D’Artagnan continues to partner with a circle of farmers in the Northeast. They raise meat in accordance to shared standards of humane care, high-quality feed and antibiotic- and hormone-free processing. “We work to reduce the animal’s stress at the time of slaughter,” Daguin explained. This consciousness is crucial to offering a high-quality product, free from the toxins that any living being releases when subject to stress. “A happy animal is a healthy one,” she said, and this simple truth is evident in the D’Artagnan meats used to make the cassoulet.
As I savored bite after delicious bite of this classic dish prepared by Daguin and NECI students, I was transported to my European home, where fresh, well-prepared food is still a way of life. Pieces of duck meat had fallen off the leg bone and melted into the sauce, just slightly creamy from the legendary beans, broken open to meld the flavors of sausage and duck with the confit in which they have been slowly cooked. I sighed, leaned back in my chair and turned to Ariane, speechless. “Thank you,” I said, “for educating people about the importance of traditional food.”
“C’est un plaisir. It’s a pleasure,” she replied. Just like D’Artagnan himself, the fabled fourth musketeer, Ariane Daguin is the humble and determined leader of a company that is “trying to be honest and act with integrity.” In a world of large-scale processed food, her persistence is necessary to help people return to their true sources of nourishment. “I enjoy a challenge,” she said with a smile.
If you would like to sample these products and gain an astounding variety of recipes for preparing them, visit dartagnan.com.
Lisa Masé is a food writer, food as medicine educator and folk herbalist living in central Vermont.

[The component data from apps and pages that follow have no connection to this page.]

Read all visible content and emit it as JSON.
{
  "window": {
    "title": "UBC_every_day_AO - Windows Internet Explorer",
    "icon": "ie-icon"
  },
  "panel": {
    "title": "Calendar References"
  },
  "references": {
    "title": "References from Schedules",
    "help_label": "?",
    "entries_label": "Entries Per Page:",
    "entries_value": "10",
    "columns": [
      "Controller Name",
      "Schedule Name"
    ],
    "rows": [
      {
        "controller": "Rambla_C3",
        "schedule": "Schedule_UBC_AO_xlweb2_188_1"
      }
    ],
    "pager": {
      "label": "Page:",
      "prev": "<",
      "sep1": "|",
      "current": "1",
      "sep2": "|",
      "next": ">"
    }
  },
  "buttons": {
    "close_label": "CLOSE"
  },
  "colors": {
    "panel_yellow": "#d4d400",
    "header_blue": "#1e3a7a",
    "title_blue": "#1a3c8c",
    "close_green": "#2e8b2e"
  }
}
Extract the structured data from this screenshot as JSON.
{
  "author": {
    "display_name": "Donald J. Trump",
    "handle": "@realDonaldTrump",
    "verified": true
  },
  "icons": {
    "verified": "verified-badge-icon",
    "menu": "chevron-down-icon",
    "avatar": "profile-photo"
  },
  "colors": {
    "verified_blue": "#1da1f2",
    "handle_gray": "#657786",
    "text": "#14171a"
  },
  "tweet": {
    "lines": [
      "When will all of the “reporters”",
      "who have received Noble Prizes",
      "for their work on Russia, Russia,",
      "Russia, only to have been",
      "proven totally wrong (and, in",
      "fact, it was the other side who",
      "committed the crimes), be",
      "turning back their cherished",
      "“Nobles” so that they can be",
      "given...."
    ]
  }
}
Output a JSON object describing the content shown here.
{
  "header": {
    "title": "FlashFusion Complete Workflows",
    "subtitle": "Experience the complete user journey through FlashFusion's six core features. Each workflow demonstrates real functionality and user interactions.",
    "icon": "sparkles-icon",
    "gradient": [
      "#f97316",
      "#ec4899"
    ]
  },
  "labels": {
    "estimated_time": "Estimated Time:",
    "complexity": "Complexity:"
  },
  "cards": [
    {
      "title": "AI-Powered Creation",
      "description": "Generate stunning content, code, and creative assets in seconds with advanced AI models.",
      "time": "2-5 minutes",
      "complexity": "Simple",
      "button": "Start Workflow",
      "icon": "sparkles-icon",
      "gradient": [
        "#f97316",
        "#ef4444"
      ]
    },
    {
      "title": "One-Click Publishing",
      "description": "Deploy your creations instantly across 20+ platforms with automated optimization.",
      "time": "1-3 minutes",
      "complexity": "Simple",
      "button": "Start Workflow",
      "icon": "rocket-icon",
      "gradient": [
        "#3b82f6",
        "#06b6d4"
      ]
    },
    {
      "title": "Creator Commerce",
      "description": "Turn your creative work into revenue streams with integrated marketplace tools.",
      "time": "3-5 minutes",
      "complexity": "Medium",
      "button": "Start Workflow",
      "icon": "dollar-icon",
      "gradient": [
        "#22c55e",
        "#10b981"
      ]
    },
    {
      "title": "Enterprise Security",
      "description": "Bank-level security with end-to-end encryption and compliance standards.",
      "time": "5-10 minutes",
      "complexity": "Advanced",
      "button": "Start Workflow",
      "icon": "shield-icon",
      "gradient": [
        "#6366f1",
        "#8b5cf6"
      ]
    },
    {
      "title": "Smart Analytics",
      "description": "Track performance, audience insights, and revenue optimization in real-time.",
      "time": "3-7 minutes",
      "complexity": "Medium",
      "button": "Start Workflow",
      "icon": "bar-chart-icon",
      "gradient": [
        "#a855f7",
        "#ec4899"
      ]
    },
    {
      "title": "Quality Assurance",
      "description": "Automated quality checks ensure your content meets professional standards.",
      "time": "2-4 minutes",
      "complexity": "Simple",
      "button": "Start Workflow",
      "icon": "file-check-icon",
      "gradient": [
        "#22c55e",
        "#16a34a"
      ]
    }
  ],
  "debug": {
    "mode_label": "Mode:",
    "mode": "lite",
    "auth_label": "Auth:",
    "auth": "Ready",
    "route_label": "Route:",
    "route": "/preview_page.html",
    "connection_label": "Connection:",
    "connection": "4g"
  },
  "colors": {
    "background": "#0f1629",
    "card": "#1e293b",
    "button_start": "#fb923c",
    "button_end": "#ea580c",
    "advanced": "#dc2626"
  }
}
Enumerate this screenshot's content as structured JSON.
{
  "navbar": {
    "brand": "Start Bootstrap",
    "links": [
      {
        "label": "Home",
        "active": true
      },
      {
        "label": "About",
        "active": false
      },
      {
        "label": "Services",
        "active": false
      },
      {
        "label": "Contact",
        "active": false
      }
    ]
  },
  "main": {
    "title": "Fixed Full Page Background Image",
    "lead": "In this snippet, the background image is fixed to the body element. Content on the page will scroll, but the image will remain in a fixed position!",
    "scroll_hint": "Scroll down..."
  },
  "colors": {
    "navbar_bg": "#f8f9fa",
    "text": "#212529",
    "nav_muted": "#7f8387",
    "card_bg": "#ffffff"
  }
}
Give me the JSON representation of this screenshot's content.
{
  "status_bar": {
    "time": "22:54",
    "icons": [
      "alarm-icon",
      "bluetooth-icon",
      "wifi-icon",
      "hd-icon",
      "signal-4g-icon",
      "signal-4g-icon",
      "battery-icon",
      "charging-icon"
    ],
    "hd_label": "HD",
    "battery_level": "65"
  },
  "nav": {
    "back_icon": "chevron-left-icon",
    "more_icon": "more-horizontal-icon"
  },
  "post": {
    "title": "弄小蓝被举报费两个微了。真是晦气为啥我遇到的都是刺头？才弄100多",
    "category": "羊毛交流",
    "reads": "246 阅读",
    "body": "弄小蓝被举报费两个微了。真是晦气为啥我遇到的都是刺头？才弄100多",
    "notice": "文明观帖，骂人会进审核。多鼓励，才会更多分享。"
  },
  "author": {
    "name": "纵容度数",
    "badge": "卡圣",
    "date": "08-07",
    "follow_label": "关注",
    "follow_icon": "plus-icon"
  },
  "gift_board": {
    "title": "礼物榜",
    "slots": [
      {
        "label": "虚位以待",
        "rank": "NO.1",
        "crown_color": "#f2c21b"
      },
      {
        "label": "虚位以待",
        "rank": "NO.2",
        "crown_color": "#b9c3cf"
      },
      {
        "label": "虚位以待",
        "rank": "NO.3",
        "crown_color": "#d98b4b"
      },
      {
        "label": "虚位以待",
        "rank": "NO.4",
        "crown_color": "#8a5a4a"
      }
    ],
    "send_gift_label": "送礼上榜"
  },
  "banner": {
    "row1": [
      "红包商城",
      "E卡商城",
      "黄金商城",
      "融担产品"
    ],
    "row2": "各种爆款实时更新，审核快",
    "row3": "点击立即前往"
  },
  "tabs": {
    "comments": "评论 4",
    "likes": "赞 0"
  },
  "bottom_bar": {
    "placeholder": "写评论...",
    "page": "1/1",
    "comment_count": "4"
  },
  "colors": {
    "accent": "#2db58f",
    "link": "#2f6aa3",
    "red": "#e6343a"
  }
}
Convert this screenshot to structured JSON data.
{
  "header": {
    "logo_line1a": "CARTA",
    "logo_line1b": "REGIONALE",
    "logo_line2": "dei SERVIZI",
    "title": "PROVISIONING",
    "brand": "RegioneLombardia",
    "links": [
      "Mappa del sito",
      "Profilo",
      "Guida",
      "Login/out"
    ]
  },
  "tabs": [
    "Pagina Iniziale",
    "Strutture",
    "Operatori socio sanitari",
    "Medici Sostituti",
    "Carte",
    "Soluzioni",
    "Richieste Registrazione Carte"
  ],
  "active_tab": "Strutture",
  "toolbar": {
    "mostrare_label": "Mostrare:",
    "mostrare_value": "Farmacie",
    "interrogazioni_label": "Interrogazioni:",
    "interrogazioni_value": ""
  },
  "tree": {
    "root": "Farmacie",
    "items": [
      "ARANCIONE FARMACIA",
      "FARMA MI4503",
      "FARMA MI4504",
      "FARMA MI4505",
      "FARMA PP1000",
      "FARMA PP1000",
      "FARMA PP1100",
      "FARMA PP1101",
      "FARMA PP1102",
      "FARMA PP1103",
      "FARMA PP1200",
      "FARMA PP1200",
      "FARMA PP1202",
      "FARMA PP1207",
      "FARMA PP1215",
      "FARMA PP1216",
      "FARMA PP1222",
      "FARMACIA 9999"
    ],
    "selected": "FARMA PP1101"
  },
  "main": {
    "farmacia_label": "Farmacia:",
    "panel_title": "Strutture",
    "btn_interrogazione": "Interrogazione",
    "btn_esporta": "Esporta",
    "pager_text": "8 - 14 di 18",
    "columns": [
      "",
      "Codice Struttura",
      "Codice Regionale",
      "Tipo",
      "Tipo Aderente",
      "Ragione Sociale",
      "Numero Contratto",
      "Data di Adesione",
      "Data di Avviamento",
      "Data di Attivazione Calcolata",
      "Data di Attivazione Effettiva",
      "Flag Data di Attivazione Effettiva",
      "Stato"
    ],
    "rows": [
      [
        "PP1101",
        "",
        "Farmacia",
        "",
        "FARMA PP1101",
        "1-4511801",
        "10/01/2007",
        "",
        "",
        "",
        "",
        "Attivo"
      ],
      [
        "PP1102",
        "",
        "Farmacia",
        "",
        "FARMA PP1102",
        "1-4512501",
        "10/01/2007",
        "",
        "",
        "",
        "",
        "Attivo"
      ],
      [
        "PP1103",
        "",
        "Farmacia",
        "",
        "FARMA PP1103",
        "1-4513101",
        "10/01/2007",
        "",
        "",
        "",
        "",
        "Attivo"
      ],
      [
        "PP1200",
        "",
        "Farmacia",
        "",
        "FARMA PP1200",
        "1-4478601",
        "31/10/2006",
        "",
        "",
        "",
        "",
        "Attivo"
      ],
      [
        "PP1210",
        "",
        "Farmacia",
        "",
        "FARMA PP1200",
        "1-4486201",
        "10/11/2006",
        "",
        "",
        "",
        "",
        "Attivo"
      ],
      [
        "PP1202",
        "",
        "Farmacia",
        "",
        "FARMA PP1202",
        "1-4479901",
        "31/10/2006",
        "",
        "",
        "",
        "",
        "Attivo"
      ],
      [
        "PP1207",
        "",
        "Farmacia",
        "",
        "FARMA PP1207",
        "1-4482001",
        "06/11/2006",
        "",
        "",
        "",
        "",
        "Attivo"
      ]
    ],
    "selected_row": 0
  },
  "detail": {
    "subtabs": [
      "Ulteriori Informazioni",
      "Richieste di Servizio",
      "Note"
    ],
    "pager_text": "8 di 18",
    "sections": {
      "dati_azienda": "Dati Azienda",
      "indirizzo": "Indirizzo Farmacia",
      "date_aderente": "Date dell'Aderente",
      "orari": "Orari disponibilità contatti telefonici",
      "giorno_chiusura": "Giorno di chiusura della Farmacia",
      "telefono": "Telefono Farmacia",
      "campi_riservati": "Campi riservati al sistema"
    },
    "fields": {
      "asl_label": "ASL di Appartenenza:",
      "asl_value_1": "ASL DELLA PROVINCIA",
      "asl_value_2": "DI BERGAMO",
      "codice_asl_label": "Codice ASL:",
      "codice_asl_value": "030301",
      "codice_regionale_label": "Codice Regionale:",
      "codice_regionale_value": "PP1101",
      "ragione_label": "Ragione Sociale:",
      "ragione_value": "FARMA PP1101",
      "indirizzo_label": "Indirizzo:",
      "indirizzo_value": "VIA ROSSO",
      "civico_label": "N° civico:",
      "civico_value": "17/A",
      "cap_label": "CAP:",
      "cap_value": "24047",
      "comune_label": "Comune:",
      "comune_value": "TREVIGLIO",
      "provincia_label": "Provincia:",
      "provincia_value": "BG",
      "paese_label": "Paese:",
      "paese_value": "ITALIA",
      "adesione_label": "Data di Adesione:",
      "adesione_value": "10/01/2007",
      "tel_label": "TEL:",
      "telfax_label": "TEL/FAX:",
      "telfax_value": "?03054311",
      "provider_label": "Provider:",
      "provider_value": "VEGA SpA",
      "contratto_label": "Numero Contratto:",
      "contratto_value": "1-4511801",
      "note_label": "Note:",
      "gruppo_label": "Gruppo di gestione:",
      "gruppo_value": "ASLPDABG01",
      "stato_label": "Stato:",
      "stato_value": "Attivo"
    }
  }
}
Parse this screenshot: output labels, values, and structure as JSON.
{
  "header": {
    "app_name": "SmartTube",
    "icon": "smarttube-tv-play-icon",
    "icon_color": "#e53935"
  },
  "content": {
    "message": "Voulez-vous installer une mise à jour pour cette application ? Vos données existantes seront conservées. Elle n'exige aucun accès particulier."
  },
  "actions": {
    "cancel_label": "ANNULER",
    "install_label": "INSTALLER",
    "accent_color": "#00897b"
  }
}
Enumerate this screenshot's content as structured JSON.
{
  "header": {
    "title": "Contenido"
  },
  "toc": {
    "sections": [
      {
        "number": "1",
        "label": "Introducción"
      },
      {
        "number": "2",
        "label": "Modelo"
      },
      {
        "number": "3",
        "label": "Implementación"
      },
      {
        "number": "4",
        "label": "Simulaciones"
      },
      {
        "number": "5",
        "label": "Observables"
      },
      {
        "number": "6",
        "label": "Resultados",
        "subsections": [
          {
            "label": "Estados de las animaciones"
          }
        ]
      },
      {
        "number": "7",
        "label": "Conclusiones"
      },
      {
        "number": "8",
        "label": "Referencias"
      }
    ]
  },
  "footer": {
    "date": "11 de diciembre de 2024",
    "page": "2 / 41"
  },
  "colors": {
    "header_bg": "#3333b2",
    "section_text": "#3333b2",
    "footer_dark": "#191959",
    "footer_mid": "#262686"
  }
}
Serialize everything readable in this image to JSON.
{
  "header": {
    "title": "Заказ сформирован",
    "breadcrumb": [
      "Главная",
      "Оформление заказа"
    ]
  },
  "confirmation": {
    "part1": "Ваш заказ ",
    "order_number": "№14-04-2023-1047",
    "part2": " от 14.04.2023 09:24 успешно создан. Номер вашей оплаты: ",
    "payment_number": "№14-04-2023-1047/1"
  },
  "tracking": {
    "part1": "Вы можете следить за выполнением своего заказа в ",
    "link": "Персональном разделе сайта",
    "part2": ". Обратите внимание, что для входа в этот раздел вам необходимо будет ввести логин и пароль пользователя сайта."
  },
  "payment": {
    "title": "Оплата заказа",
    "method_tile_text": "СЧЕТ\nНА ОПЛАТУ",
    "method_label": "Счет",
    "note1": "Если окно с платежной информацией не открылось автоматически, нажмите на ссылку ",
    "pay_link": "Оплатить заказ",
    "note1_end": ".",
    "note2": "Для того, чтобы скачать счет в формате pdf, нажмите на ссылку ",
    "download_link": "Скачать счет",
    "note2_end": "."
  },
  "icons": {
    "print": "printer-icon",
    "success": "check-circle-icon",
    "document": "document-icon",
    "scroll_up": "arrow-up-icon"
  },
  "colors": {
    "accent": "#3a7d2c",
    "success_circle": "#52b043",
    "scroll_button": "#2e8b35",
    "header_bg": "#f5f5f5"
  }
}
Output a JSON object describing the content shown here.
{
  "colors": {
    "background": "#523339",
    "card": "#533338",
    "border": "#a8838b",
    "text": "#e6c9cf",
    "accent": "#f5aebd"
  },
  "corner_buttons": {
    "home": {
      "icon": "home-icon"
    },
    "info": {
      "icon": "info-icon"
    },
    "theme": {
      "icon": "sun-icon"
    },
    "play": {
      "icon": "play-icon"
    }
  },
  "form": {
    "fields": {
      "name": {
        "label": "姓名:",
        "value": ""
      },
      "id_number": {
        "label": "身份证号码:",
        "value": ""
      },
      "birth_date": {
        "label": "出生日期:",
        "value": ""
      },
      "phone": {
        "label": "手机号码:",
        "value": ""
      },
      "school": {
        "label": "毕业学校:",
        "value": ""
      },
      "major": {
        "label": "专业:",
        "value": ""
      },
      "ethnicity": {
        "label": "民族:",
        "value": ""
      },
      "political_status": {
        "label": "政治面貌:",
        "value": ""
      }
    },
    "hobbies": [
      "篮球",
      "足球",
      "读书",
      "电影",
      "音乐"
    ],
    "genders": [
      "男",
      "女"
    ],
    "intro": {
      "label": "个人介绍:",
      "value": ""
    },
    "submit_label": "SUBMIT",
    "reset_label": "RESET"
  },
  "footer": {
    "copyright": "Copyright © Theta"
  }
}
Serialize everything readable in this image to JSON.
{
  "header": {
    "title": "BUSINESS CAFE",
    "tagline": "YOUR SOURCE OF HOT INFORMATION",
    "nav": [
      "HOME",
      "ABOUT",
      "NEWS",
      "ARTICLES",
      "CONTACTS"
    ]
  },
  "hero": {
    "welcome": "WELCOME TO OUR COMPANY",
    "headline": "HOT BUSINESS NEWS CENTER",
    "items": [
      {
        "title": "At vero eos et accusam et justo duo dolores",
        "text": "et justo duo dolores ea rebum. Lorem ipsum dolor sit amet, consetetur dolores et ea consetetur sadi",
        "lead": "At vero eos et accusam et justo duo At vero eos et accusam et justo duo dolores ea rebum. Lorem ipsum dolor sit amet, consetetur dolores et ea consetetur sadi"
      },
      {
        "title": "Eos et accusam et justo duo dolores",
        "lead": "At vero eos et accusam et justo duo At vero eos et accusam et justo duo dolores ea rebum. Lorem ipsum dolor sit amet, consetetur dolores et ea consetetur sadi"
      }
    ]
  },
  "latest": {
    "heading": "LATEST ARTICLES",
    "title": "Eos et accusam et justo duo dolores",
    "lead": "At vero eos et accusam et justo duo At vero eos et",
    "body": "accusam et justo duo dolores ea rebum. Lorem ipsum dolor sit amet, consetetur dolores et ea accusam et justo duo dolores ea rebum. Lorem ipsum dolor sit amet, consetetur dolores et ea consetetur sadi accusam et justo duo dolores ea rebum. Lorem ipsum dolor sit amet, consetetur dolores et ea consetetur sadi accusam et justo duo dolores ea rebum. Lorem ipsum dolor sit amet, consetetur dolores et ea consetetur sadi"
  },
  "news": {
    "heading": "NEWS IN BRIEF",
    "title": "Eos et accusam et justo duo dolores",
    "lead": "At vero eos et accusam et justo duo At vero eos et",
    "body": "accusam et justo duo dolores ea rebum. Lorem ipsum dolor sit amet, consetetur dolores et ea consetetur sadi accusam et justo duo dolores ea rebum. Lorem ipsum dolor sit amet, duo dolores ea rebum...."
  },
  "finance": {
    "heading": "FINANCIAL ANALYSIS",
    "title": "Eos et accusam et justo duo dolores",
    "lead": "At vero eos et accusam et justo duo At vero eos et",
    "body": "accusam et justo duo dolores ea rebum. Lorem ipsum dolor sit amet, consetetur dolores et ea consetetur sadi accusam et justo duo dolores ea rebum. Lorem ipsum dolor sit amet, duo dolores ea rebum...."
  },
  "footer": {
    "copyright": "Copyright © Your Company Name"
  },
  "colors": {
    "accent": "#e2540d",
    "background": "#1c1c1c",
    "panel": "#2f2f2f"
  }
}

For recipes and writings on the healing power of food, visit harmonizedcookery.com